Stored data
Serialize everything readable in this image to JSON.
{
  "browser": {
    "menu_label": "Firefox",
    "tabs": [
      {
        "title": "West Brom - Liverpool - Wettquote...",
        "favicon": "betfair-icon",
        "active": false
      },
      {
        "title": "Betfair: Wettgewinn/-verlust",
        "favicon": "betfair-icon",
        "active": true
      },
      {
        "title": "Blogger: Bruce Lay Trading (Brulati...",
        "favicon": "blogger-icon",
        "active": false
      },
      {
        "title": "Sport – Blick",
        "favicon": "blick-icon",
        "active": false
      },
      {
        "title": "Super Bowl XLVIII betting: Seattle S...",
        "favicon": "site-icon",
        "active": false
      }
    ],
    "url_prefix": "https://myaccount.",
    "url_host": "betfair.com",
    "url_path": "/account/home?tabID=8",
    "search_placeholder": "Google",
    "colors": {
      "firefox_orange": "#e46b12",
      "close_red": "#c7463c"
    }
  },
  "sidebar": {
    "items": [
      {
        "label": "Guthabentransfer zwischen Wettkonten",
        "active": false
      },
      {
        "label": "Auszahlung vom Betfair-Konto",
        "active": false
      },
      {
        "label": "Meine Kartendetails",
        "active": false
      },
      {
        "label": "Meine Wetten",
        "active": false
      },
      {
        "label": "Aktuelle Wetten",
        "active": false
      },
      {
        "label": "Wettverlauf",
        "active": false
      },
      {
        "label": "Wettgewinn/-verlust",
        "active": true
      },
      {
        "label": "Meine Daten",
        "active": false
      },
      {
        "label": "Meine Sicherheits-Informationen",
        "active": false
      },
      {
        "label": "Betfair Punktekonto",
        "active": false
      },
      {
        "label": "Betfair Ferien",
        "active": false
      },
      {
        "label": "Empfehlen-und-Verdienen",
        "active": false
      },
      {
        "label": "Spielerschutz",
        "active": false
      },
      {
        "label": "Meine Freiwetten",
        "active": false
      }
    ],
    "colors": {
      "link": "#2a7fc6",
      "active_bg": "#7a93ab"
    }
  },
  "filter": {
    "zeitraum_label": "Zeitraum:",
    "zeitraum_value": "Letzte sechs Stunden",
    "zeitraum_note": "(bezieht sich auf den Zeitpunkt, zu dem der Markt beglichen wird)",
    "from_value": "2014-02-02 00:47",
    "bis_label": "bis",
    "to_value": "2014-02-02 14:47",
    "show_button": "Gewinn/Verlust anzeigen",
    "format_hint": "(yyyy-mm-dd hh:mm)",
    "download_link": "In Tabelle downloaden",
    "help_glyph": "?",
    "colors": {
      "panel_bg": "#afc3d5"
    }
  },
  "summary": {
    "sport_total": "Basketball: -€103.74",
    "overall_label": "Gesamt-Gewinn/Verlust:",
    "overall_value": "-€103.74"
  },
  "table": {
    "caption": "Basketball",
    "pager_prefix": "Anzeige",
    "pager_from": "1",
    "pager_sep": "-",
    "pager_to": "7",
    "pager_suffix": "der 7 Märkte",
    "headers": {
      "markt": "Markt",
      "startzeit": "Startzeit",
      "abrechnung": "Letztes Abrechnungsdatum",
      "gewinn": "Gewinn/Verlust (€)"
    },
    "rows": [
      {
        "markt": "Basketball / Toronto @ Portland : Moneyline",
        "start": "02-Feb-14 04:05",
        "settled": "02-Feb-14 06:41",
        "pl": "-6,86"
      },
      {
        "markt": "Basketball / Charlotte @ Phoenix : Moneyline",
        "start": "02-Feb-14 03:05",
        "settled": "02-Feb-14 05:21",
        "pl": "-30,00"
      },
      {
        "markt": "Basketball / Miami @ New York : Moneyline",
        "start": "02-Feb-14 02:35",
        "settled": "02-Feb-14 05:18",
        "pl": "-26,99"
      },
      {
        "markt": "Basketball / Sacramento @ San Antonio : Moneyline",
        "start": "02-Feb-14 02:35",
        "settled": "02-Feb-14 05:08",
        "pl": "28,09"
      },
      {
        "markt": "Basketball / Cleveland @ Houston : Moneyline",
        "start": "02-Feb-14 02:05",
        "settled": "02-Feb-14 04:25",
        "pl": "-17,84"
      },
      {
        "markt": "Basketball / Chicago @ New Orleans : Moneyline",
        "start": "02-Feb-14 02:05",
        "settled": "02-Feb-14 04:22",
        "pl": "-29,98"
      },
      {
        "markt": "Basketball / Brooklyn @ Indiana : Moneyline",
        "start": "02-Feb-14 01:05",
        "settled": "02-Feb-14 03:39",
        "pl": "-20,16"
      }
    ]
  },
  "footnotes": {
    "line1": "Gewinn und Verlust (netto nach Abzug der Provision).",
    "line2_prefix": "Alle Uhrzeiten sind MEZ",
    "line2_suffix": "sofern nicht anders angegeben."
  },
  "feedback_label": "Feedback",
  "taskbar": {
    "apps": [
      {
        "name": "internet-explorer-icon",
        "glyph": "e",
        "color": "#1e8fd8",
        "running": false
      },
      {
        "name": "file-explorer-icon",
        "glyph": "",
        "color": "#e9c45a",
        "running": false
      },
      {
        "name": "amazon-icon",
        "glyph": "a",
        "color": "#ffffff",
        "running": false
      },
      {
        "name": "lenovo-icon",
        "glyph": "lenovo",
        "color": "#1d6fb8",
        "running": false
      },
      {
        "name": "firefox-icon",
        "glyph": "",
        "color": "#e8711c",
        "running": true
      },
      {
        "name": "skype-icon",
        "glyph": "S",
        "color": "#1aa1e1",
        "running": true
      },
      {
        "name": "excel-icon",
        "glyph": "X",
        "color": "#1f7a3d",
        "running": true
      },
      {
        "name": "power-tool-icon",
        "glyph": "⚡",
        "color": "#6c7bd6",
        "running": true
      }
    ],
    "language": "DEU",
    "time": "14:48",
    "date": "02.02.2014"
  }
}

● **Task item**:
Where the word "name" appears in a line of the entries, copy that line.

● **Response**:
        "name": "internet-explorer-icon",
        "name": "file-explorer-icon",
        "name": "amazon-icon",
        "name": "lenovo-icon",
        "name": "firefox-icon",
        "name": "skype-icon",
        "name": "excel-icon",
        "name": "power-tool-icon",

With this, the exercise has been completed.